In 2008, when Maxim Velcovský made his Vase of Vases from the negative space inside a circle of glass and porcelain vessels, his approach was novel; five years later, this experimentation with slip-casting traditional textures has become an almost obligatory rite of passage at design schools across Europe and Asia. Once, the idea of "copy-paste culture" was a prejudice against Soviet-era design; now, it is inarguably one of the foremost qualities of the objects we make.

On the other hand, some of the most beguiling products on display do not try to say too much, and they are more emphatic for their silence. The Lajt chair by Janez Suhadolc, for example, is a simple redwood and aluminium chair weighing less than one kilogram; it is not ironic or referential, but it engages with "elegance" as a functional principle rather than a style. It comes as no surprise that its designer is 71 years old; others on show, some scarcely older than their young democracies, may need some time to attain this confident clarity. Still, they lack the luxury enjoyed by older designers, who were once guaranteed jobs in nationalised factory design departments. This may explain the contemporary fixation on design identity and conceptual handwriting—perhaps these are the only assets that young creators can continue to claim.

The curatorial texts offer valuable meditations on these subjects, especially the changes in the prevailing industrial system. The exhibition would have gained from the addition of more curatorial filters, revealing captivating anecdotes like the story of Marko Turk, the Slovenian designer of microphones and electronic products, whose "one-person operation was as competitive on the international market as ISKRA, which had several thousand employees". These narratives would add nuance to a conventionally polarised view, split irreparably at 1989, and also suggest entrepreneurial models for young practitioners.

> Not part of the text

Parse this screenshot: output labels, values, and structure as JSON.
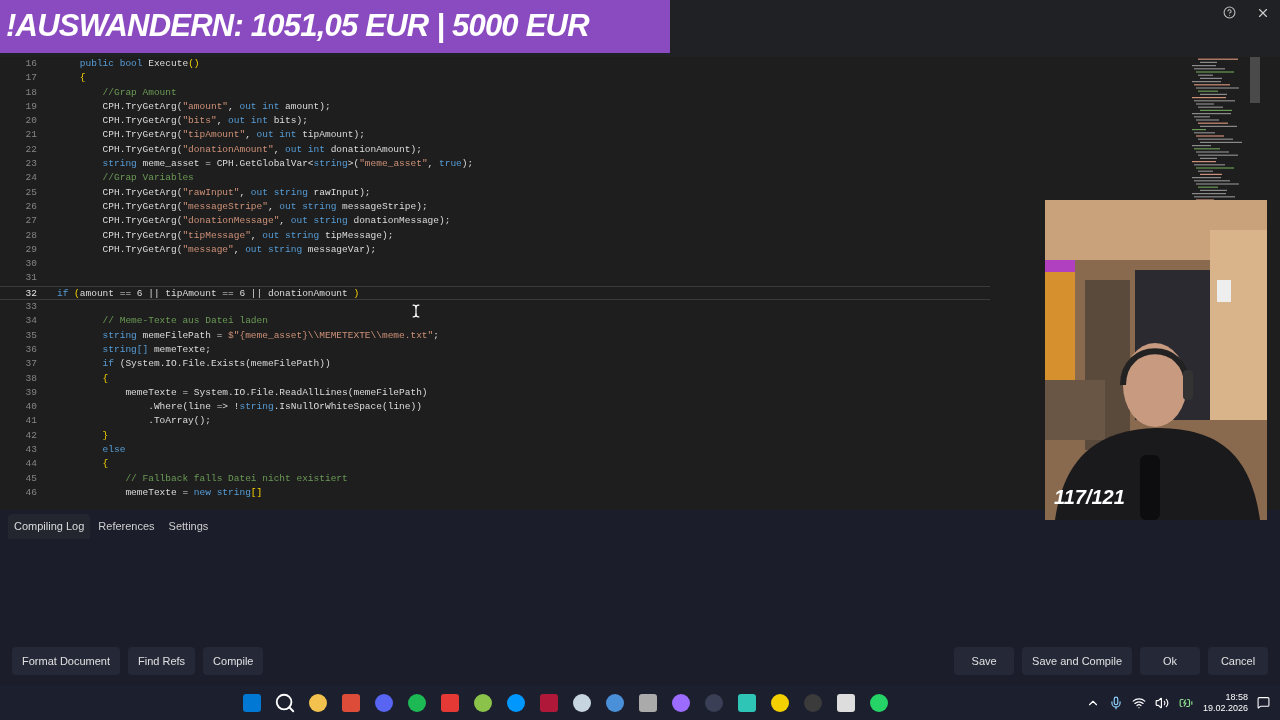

As a viewer, one question lingers: why here, in Holon? Supposing that Central European contemporary design reflects a common globalised tendency, why not just show local products? (Even Galit Gaon, the chief curator of the Design Museum Holon, observed that the work from this region "looks like Israeli design".) If, on the other hand, there is something distinct about Central European design, then why host such an exhibition in Israel without making a connection to the many Israelis of Central European origin?

Yael Taragan's archival exploration of the roots of the Israeli textile industry in the Zionist aliyot provides an excellent start. Friedel Stern's "Melting Pot" cartoon documents the 1950s project of creating an Israeli identity from the immigrant miscellany via the industrial labour force, while Aryeh Navon's "On the Cobblers' Strike" shows the intractable confrontation between socialist ideals, patriotic consumerism, and cheap imports. Taragan's approach should have been expanded to reveal such underlying truths about cultural identity since the end of the Soviet Union. If culture is to be treated as a concrete commodity, passed down genetically, then it would have been fascinating to study the conditions of its survival, whether in an incubator of free expression or in hibernation through the winter of oppression.